Copy every entry in the listing below exactly, but not the pictures.

■ **Data under study**
-*-
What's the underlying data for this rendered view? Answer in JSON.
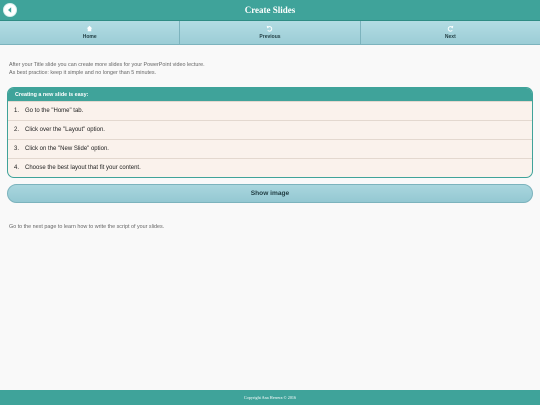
{
  "header": {
    "title": "Create Slides",
    "back_icon": "back-arrow-icon"
  },
  "nav": {
    "items": [
      {
        "label": "Home",
        "icon": "home-icon"
      },
      {
        "label": "Previous",
        "icon": "undo-icon"
      },
      {
        "label": "Next",
        "icon": "redo-icon"
      }
    ]
  },
  "intro": {
    "line1": "After your Title slide you can create more slides for your PowerPoint video lecture.",
    "line2": "As best practice: keep it simple and no longer than 5 minutes."
  },
  "panel": {
    "title": "Creating a new slide is easy:",
    "steps": [
      {
        "num": "1.",
        "text": "Go to the \"Home\" tab."
      },
      {
        "num": "2.",
        "text": "Click over the \"Layout\" option."
      },
      {
        "num": "3.",
        "text": "Click on the \"New Slide\" option."
      },
      {
        "num": "4.",
        "text": "Choose the best layout that fit your content."
      }
    ]
  },
  "show_image_label": "Show image",
  "outro": "Go to the next page to learn how to write the script of your slides.",
  "footer": "Copyright Ana Herrera © 2016",
  "colors": {
    "teal": "#3fa39a",
    "nav": "#a6d4dc",
    "panel_bg": "#faf2ec"
  }
}
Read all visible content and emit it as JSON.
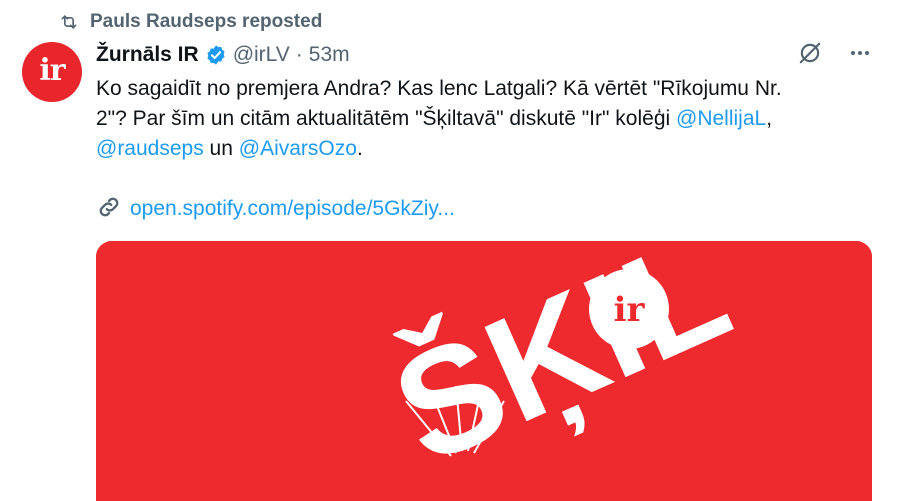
{
  "repost": {
    "icon": "repost-icon",
    "text": "Pauls Raudseps reposted"
  },
  "author": {
    "avatar_text": "ir",
    "name": "Žurnāls IR",
    "handle": "@irLV",
    "separator": "·",
    "time": "53m",
    "verified": true
  },
  "tweet": {
    "line1": "Ko sagaidīt no premjera Andra? Kas lenc Latgali? Kā vērtēt \"Rīkojumu Nr.",
    "line2_text": "2\"? Par šīm un citām aktualitātēm \"Šķiltavā\" diskutē \"Ir\" kolēģi ",
    "mention1": "@NellijaL",
    "comma": ",",
    "mention2": "@raudseps",
    "and": " un ",
    "mention3": "@AivarsOzo",
    "period": "."
  },
  "link": {
    "icon": "link-icon",
    "text": "open.spotify.com/episode/5GkZiy..."
  },
  "card": {
    "title": "ŠĶIL",
    "logo_text": "ir"
  },
  "actions": {
    "grok_icon": "grok-icon",
    "more_icon": "more-icon"
  },
  "colors": {
    "brand_red": "#ee2a2e",
    "link_blue": "#1d9bf0",
    "muted": "#536471",
    "verified_blue": "#1d9bf0"
  }
}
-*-
■ **Written reply**
What's the underlying data for this rendered view? Answer in JSON.
{
  "header": {
    "title": "Create Slides",
    "back_icon": "back-arrow-icon"
  },
  "nav": {
    "items": [
      {
        "label": "Home",
        "icon": "home-icon"
      },
      {
        "label": "Previous",
        "icon": "undo-icon"
      },
      {
        "label": "Next",
        "icon": "redo-icon"
      }
    ]
  },
  "intro": {
    "line1": "After your Title slide you can create more slides for your PowerPoint video lecture.",
    "line2": "As best practice: keep it simple and no longer than 5 minutes."
  },
  "panel": {
    "title": "Creating a new slide is easy:",
    "steps": [
      {
        "num": "1.",
        "text": "Go to the \"Home\" tab."
      },
      {
        "num": "2.",
        "text": "Click over the \"Layout\" option."
      },
      {
        "num": "3.",
        "text": "Click on the \"New Slide\" option."
      },
      {
        "num": "4.",
        "text": "Choose the best layout that fit your content."
      }
    ]
  },
  "show_image_label": "Show image",
  "outro": "Go to the next page to learn how to write the script of your slides.",
  "footer": "Copyright Ana Herrera © 2016",
  "colors": {
    "teal": "#3fa39a",
    "nav": "#a6d4dc",
    "panel_bg": "#faf2ec"
  }
}
Read all visible content and emit it as JSON.
{
  "repost": {
    "icon": "repost-icon",
    "text": "Pauls Raudseps reposted"
  },
  "author": {
    "avatar_text": "ir",
    "name": "Žurnāls IR",
    "handle": "@irLV",
    "separator": "·",
    "time": "53m",
    "verified": true
  },
  "tweet": {
    "line1": "Ko sagaidīt no premjera Andra? Kas lenc Latgali? Kā vērtēt \"Rīkojumu Nr.",
    "line2_text": "2\"? Par šīm un citām aktualitātēm \"Šķiltavā\" diskutē \"Ir\" kolēģi ",
    "mention1": "@NellijaL",
    "comma": ",",
    "mention2": "@raudseps",
    "and": " un ",
    "mention3": "@AivarsOzo",
    "period": "."
  },
  "link": {
    "icon": "link-icon",
    "text": "open.spotify.com/episode/5GkZiy..."
  },
  "card": {
    "title": "ŠĶIL",
    "logo_text": "ir"
  },
  "actions": {
    "grok_icon": "grok-icon",
    "more_icon": "more-icon"
  },
  "colors": {
    "brand_red": "#ee2a2e",
    "link_blue": "#1d9bf0",
    "muted": "#536471",
    "verified_blue": "#1d9bf0"
  }
}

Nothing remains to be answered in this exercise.